Embeds

You can embed nearly anything in a bar of soap. Plastic bugs and goldfish, silk flowers, semiprecious stones, and rubber ducks can all be completely or partially encased in soap for an effect that ranges from the silly to the sublime. Just be sure the embedded object is something you'd actually enjoy finding in your soap!

A Few Words from the Embed Expert

Kerith Henderson of Pisces Soap in Hollywood, California, is one of the most inventive soapmakers using this technique. Her designs, from the sweet and whimsical to the strictly bizarre, are fresh and inventive. Here are her top five tips for beginners:

  • Get creative. Don't think that you have to create the same soap bars that everyone else is doing. Don't be afraid to express yourself.

  • Don't let failure discourage you if a recipe you try turns out wrong. Learning from your mistakes is the best soapmaking lesson you can get.

  • Start off small. In the beginning, you don't have to run out and purchase every fancy oil, fragrance, herb, and additive out there. Start with the basics while you are still getting the techniques down.

  • Do your research. Spend as much time as possible reading every book and newsletter you can get your hands on. If you have access to the Internet, join a couple of soapmaking newsgroups where you can learn and share with others.

  • Enjoy yourself. Soapmaking can be a tremendous amount of fun and a huge stress release. So get to it and have a ball!

Have a child who hates to take baths? He will soon be begging to stay in the tub once he gets a hold of these soap bars! Soaps embedded with plastic toys add whimsy and fun to everyday bathing.

Kerith Henderson's Embedded Toy Soaps

Make sure the toys you use are made of a softer plastic or vinyl. Hard toys can scrape delicate skin! Squeak toys, rubber balls, erasers, and soft plastic insects are great choices. Don't forget: The toys must fit in the molds you choose!

Casting soap cut into small pieces

Small toy

Rubbing alcohol

  • Pour melted soap into your mold, about ∕ of the way down. Allow this to cool slightly, forming a thin skin.

  • Spritz the selected toy bottom with rubbing alcohol. Place the toy into the soap, breaking the thin skin. Allow this layer to set. (This bottom layer is what keeps the toy from floating to the top!)

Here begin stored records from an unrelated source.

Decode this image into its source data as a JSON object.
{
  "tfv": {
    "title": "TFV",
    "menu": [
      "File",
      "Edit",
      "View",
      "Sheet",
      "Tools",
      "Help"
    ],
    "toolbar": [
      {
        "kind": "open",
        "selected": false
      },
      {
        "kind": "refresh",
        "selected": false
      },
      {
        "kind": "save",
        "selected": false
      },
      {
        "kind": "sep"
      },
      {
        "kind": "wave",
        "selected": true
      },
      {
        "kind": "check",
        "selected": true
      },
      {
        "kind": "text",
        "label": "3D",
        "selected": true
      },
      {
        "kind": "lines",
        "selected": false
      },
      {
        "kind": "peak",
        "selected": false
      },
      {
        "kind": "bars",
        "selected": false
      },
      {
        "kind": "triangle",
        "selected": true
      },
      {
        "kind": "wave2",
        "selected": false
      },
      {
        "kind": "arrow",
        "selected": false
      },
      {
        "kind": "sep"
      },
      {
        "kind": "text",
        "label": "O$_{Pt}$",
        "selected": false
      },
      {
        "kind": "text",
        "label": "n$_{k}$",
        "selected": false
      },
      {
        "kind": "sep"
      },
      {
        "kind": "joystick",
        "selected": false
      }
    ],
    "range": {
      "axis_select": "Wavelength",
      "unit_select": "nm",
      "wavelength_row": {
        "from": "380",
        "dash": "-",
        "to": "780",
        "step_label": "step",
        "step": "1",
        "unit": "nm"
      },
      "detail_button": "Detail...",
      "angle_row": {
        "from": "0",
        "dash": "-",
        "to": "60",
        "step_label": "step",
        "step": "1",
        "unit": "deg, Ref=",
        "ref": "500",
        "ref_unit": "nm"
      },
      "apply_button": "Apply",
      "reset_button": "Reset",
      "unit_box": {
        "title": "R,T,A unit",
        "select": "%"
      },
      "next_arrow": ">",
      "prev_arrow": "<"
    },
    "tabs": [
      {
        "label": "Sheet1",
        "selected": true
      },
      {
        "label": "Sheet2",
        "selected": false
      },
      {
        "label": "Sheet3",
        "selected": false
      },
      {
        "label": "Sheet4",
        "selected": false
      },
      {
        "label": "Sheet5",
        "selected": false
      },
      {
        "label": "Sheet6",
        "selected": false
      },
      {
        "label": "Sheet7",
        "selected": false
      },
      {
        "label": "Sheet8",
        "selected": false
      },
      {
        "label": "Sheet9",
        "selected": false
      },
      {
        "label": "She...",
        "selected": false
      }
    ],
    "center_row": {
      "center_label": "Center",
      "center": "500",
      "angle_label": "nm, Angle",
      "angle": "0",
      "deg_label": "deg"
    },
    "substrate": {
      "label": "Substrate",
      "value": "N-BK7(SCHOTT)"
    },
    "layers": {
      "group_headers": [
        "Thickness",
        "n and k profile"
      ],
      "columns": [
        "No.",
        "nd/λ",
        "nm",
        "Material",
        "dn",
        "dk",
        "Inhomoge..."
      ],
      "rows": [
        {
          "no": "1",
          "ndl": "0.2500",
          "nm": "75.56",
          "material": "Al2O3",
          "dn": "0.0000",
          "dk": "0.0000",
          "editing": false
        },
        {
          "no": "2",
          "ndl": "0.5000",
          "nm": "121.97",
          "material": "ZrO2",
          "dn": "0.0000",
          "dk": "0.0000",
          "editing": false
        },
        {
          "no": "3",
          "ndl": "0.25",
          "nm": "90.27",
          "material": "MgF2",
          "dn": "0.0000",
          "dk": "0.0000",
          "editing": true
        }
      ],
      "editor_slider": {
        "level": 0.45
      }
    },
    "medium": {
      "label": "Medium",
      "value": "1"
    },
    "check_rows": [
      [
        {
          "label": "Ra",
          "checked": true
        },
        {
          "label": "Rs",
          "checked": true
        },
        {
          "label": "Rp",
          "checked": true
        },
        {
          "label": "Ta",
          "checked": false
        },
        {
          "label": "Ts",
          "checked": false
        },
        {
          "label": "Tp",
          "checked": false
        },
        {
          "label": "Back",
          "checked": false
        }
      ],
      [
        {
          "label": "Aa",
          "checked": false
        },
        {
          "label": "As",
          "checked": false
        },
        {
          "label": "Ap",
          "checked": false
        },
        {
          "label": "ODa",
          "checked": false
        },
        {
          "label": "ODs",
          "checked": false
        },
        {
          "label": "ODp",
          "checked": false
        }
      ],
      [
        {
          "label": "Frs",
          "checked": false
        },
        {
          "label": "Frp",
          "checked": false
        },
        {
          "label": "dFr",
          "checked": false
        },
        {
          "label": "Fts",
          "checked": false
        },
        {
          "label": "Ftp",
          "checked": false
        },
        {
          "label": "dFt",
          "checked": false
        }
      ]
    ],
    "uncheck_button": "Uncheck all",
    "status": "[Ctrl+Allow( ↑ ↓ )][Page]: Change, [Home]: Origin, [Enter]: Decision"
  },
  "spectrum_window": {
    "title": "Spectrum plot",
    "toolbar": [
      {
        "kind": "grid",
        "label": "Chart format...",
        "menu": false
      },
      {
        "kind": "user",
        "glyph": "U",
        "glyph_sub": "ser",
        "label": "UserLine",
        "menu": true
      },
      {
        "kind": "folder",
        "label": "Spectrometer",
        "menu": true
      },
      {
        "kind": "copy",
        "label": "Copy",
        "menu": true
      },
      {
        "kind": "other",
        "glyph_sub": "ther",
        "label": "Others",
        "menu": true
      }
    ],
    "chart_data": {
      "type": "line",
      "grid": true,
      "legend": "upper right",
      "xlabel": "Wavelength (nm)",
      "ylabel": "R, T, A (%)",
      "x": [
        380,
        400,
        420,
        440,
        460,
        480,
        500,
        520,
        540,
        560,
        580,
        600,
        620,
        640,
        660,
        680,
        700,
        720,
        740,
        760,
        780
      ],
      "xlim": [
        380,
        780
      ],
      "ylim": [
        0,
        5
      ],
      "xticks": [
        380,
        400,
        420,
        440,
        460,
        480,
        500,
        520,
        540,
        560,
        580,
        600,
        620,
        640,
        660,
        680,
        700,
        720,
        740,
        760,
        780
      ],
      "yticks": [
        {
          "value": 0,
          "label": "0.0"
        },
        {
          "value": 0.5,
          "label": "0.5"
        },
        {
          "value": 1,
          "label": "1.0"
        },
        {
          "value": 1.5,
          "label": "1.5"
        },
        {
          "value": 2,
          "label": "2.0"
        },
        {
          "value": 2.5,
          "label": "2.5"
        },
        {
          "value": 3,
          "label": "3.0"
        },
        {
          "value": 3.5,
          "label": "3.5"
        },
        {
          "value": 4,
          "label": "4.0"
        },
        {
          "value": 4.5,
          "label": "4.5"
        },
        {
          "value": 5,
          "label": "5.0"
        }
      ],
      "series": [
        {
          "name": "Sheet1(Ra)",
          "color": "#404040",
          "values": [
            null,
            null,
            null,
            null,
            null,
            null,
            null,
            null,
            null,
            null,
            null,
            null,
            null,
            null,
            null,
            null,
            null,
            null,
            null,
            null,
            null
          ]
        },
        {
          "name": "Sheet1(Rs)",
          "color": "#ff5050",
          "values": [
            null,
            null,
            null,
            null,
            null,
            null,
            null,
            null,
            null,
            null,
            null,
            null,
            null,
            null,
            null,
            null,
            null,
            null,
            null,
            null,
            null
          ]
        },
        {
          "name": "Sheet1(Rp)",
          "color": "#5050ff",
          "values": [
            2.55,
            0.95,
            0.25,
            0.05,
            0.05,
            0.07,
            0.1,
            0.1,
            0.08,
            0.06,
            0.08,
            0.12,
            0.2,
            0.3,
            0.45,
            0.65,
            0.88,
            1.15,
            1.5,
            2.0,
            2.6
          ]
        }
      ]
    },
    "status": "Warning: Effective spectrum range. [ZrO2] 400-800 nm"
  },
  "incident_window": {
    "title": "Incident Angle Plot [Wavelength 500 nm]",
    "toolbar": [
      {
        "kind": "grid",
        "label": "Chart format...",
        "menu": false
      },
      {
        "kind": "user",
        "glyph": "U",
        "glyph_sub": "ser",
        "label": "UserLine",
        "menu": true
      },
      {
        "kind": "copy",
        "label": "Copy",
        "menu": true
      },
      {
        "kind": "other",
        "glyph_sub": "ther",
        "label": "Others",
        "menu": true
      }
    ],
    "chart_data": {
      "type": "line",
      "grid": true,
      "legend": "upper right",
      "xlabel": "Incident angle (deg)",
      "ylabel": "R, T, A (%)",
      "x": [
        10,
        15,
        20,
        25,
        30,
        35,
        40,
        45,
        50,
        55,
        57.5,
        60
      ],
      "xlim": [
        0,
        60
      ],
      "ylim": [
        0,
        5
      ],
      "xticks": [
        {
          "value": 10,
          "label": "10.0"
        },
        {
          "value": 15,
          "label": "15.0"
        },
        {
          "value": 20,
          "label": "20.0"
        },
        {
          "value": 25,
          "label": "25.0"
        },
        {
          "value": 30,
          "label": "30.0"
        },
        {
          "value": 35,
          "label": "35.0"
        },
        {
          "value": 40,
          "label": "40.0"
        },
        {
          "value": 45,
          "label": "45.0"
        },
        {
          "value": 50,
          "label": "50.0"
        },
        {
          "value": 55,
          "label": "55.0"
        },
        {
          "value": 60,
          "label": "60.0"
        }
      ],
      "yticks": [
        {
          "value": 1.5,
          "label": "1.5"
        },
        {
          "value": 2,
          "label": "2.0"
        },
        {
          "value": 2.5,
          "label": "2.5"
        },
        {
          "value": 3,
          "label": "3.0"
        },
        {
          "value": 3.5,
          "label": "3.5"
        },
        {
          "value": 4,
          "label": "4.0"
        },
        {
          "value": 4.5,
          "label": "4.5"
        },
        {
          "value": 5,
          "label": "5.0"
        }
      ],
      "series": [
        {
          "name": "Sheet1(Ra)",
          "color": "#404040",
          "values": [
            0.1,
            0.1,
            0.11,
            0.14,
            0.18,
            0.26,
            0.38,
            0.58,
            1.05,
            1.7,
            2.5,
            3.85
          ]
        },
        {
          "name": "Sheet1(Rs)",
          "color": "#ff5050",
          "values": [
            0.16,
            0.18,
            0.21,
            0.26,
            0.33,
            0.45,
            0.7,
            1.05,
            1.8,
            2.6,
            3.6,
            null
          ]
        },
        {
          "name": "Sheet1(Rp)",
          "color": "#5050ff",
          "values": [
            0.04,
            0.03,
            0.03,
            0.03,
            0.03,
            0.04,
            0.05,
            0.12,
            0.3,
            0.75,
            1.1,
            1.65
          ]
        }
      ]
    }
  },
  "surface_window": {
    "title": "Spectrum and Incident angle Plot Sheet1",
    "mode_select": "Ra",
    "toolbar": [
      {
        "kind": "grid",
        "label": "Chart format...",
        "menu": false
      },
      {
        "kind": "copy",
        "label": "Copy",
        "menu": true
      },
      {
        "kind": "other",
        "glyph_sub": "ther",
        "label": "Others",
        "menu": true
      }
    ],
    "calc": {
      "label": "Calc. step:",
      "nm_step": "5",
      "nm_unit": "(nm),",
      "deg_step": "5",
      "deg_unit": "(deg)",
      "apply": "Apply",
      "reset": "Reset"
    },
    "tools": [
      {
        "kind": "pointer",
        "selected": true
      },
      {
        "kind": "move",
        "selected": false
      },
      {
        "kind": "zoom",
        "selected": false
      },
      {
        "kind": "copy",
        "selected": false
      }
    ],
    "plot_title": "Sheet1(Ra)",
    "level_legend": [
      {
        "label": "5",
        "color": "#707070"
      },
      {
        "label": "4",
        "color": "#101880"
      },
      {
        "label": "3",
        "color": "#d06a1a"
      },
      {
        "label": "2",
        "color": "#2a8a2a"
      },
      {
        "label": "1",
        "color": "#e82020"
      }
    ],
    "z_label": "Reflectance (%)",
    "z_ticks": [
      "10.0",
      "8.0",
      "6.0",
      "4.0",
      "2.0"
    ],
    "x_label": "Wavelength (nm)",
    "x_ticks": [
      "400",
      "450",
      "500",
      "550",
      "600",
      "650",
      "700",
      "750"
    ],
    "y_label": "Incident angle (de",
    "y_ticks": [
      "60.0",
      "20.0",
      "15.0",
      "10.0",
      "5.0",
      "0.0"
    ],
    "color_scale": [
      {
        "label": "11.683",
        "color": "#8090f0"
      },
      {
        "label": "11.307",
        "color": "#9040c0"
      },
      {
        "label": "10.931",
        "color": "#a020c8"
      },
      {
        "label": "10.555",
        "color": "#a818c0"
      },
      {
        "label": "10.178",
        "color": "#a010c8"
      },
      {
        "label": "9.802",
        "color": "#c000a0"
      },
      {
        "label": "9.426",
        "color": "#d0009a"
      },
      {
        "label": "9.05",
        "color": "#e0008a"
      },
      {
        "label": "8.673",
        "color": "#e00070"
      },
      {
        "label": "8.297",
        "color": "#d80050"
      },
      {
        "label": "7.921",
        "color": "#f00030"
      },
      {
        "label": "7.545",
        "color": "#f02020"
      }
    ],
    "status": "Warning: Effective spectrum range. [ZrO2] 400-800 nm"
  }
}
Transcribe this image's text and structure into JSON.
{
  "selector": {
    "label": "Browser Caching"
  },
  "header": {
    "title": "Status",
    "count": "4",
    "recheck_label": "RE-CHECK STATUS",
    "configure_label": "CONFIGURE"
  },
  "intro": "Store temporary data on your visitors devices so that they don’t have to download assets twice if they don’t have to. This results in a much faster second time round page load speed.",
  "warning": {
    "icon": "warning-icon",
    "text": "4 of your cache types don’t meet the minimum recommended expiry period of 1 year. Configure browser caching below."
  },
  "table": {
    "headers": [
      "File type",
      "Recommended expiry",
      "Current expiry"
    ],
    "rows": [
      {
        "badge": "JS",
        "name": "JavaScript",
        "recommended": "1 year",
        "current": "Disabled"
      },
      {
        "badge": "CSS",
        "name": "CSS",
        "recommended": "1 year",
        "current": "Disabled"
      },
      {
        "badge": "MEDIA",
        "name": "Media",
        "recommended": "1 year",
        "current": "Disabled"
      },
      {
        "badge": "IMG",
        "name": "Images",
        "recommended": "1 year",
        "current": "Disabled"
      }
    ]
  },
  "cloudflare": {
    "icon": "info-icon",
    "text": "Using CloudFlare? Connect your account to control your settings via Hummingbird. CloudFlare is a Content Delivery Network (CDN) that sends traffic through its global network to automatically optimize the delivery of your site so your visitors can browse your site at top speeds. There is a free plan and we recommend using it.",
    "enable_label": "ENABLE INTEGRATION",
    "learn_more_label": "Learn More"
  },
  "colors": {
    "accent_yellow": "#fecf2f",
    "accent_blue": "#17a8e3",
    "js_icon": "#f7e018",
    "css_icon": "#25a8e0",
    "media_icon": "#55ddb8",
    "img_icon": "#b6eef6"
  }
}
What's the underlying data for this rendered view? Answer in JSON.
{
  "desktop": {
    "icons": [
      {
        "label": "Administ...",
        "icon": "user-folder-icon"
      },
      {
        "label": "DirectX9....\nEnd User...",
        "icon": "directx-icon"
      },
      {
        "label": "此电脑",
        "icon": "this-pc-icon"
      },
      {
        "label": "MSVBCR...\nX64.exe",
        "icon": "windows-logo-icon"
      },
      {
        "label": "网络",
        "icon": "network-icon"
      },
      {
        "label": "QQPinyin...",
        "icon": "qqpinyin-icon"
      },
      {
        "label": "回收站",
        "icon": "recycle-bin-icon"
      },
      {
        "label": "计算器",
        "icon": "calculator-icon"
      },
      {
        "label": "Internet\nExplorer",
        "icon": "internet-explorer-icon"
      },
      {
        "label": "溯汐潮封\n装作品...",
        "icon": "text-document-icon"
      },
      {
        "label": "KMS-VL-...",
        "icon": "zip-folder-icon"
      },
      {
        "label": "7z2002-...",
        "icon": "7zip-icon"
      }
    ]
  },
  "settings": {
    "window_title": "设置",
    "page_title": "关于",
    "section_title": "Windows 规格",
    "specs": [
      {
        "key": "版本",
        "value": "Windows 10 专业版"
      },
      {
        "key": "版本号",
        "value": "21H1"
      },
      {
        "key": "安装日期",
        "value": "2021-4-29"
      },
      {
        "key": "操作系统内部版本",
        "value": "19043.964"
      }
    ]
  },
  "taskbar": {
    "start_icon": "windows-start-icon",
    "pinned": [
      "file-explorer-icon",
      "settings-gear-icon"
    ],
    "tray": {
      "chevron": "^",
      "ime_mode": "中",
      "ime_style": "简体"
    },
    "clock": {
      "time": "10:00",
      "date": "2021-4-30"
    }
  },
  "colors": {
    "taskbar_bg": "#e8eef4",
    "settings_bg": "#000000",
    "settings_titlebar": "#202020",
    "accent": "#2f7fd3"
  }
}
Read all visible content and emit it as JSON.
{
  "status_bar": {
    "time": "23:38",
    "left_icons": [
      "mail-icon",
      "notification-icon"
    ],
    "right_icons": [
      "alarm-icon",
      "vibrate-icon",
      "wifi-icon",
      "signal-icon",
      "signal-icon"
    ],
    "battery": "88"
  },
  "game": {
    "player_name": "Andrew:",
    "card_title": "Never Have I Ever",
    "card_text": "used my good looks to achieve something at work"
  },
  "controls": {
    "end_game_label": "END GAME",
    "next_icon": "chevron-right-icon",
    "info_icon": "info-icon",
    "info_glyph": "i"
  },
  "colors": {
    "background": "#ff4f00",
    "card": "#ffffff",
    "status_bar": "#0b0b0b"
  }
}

  • Generously spritz the toy and bottom layer with rubbing alcohol. Pour the rest of the melted soap in to fill the mold. Let the soap set completely before popping it out of the mold.

Embedded Flower Soap

Flat silk flowers, such as daisies

Casting soap cut into small pieces

Rubbing alcohol

The hardest part of this project is keeping the air bubbles on the flowers to a minimum. The alcohol will help with this, but if there are air bubbles remaining, don't worry. They will look like dewdrops on the petals. You need a mold deep enough and big enough to hold the head of the silk flower. These projects look best with soap that is either uncolored or very slightly tinted. The color of the flower will reflect and be magnified in the soap, so you don't need any additional color.

  • Pull off the head of the flower and cut off any sharp plastic parts on the back. Rinse the flower in very warm water to release any dyes that are not colorfast. Let the flower head dry.

  • Place the prepared flower into the mold, pretty side down.

  • Melt the soap. When the soap reaches 140°F, carefully pour it around the flower — do not pour directly onto the flower. As you pour, gently agitate the mold to release air bubbles. Use a chopstick or bamboo skewer to poke and prod air pockets from between the petals. As the bubbles rise, spritz with alcohol to get rid of them. Allow the soap to cool and unmold.

  1. Home
  2. Soapmaking
  3. Soap-Casting Projects
  4. Embeds
Visit other About.com sites: